#### How to complete this task:
All lines below containing "附属図書館" are to be listed.

###

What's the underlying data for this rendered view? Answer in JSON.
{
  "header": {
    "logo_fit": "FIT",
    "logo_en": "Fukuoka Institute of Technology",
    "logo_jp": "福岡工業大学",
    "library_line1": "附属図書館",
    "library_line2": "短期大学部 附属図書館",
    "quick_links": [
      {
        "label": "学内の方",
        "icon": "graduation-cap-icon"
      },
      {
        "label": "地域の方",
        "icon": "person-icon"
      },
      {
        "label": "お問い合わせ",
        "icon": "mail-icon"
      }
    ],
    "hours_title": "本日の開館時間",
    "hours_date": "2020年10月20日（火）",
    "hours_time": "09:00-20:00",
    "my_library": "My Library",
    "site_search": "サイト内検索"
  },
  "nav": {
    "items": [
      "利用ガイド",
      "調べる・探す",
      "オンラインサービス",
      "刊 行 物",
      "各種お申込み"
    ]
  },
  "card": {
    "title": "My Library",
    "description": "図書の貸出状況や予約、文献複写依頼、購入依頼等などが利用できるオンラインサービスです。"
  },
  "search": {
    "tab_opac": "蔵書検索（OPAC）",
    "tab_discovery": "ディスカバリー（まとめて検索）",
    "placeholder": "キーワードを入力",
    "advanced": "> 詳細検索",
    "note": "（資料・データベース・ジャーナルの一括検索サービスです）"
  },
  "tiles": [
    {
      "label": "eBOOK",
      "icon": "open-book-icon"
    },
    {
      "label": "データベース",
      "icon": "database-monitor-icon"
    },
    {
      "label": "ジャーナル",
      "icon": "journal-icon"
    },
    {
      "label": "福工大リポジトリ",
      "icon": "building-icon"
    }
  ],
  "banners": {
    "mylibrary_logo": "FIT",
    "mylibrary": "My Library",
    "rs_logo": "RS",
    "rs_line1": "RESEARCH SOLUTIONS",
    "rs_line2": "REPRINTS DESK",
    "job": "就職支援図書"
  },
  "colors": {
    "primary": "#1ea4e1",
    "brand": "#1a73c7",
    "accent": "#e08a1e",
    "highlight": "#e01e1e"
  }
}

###

#### Result of the task:
    "library_line1": "附属図書館",
    "library_line2": "短期大学部 附属図書館",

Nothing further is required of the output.